> TASK ITEM
Among the records, which lines include "Objective"? List them.

Interface dataset entries
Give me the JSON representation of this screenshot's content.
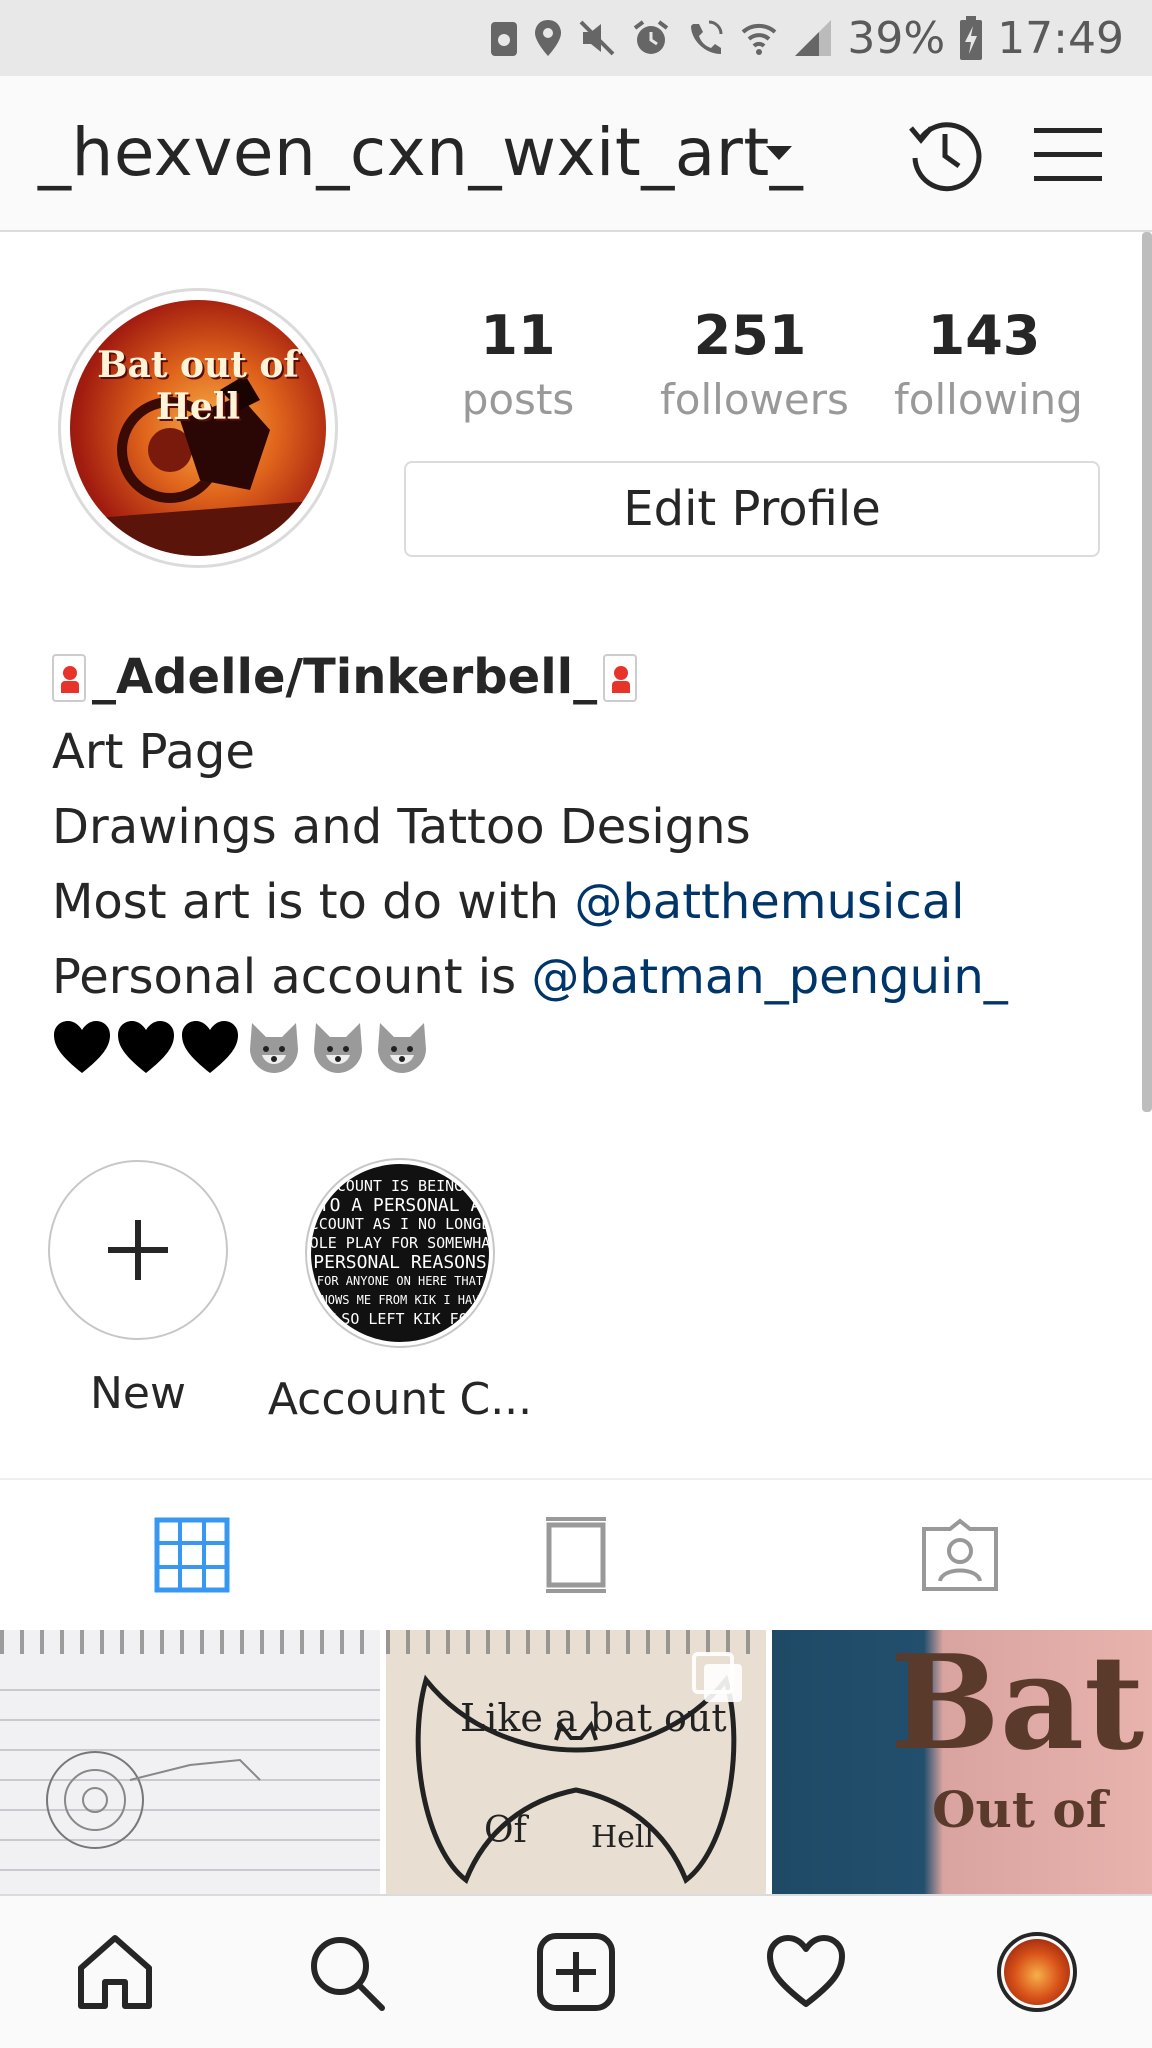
{
  "status_bar": {
    "battery": "39%",
    "time": "17:49",
    "icons": [
      "sim-icon",
      "location-icon",
      "mute-icon",
      "alarm-icon",
      "wifi-call-icon",
      "wifi-icon",
      "signal-icon",
      "battery-icon"
    ]
  },
  "header": {
    "username": "_hexven_cxn_wxit_art_",
    "icons": [
      "archive-history-icon",
      "menu-icon"
    ]
  },
  "profile": {
    "avatar_text": "Bat out of Hell",
    "stats": [
      {
        "value": "11",
        "label": "posts"
      },
      {
        "value": "251",
        "label": "followers"
      },
      {
        "value": "143",
        "label": "following"
      }
    ],
    "edit_button": "Edit Profile"
  },
  "bio": {
    "name": "_Adelle/Tinkerbell_",
    "lines": [
      "Art Page",
      "Drawings and Tattoo Designs"
    ],
    "line3_prefix": "Most art is to do with ",
    "line3_mention": "@batthemusical",
    "line4_prefix": "Personal account is ",
    "line4_mention": "@batman_penguin_",
    "emojis": "🖤🖤🖤🐺🐺🐺"
  },
  "highlights": [
    {
      "label": "New"
    },
    {
      "label": "Account C..."
    }
  ],
  "highlight_thumb_text": [
    "ACCOUNT IS BEING M",
    "NTO A PERSONAL AR",
    "ACCOUNT AS I NO LONGER",
    "ROLE PLAY FOR SOMEWHAT",
    "PERSONAL REASONS",
    "FOR ANYONE ON HERE THAT",
    "KNOWS ME FROM KIK I HAVE",
    "ALSO LEFT KIK FOR"
  ],
  "tabs": [
    "grid-icon",
    "feed-icon",
    "tagged-icon"
  ],
  "active_tab_color": "#3897f0",
  "grid_posts": [
    {
      "text": ""
    },
    {
      "text": "Like a bat out",
      "text2": "Of",
      "text3": "Hell"
    },
    {
      "text": "Bat",
      "text2": "Out of"
    }
  ],
  "bottom_nav": [
    "home-icon",
    "search-icon",
    "add-post-icon",
    "activity-heart-icon",
    "profile-avatar"
  ]
}
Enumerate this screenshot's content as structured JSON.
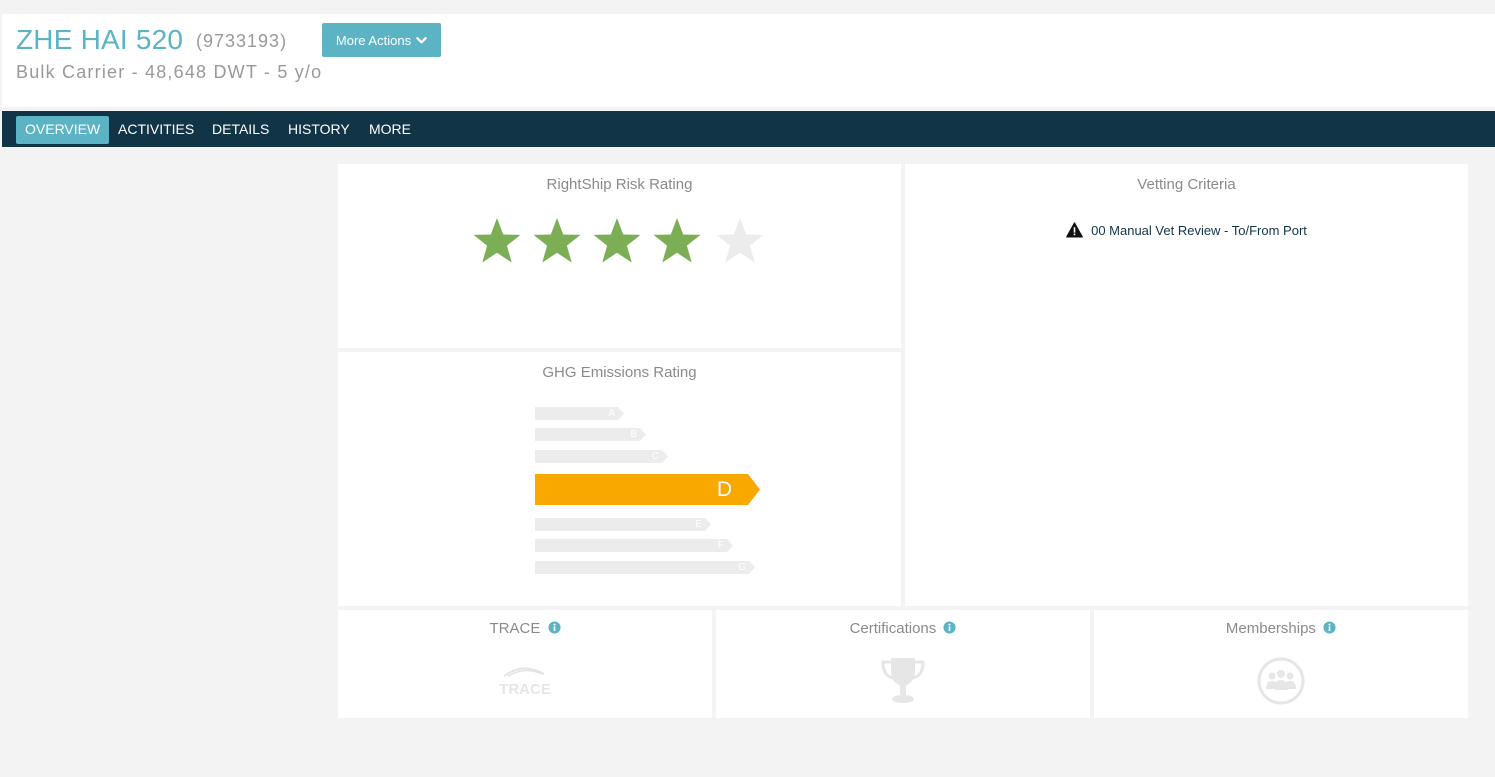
{
  "header": {
    "vessel_name": "ZHE HAI 520",
    "imo": "(9733193)",
    "subtitle": "Bulk Carrier - 48,648 DWT - 5 y/o",
    "more_actions_label": "More Actions"
  },
  "nav": {
    "items": [
      {
        "label": "OVERVIEW",
        "active": true
      },
      {
        "label": "ACTIVITIES",
        "active": false
      },
      {
        "label": "DETAILS",
        "active": false
      },
      {
        "label": "HISTORY",
        "active": false
      },
      {
        "label": "MORE",
        "active": false
      }
    ]
  },
  "risk_rating": {
    "title": "RightShip Risk Rating",
    "stars_filled": 4,
    "stars_total": 5
  },
  "vetting": {
    "title": "Vetting Criteria",
    "item": "00 Manual Vet Review - To/From Port"
  },
  "ghg": {
    "title": "GHG Emissions Rating",
    "grades": [
      "A",
      "B",
      "C",
      "D",
      "E",
      "F",
      "G"
    ],
    "current_grade": "D"
  },
  "trace": {
    "title": "TRACE",
    "icon_text": "TRACE"
  },
  "certifications": {
    "title": "Certifications"
  },
  "memberships": {
    "title": "Memberships"
  },
  "colors": {
    "accent": "#5bb3c4",
    "nav_bg": "#123447",
    "star_filled": "#7cae55",
    "star_empty": "#ececec",
    "ghg_active": "#f9a800",
    "ghg_inactive": "#ececec"
  }
}
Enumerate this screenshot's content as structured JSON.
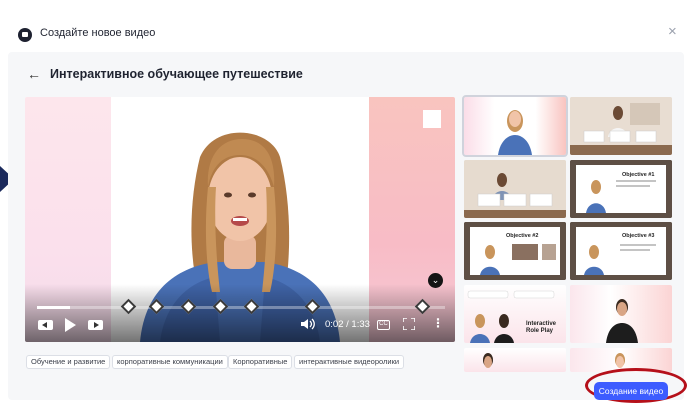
{
  "dialog": {
    "title": "Создайте новое видео",
    "close_symbol": "×"
  },
  "template": {
    "back_symbol": "←",
    "title": "Интерактивное обучающее путешествие"
  },
  "player": {
    "time": "0:02 / 1:33",
    "progress_fraction": 0.08,
    "cc_label": "CC",
    "more_symbol": "⋮",
    "scroll_symbol": "⌄"
  },
  "thumbnails": {
    "t3": {
      "title": "Objective #1"
    },
    "t5": {
      "title": "Objective #2"
    },
    "t6": {
      "title": "Objective #3"
    },
    "t7": {
      "title": "Interactive Role Play"
    }
  },
  "tags": [
    "Обучение и развитие",
    "корпоративные коммуникации",
    "Корпоративные",
    "интерактивные видеоролики"
  ],
  "actions": {
    "create_label": "Создание видео"
  },
  "colors": {
    "accent": "#3d5cff",
    "highlight_ring": "#b5101a",
    "edge_arrow": "#1b2a5c"
  }
}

> OUTPUT OF THE EXERCISE
      "title": "Objective #1"
      "title": "Objective #2"
      "title": "Objective #3"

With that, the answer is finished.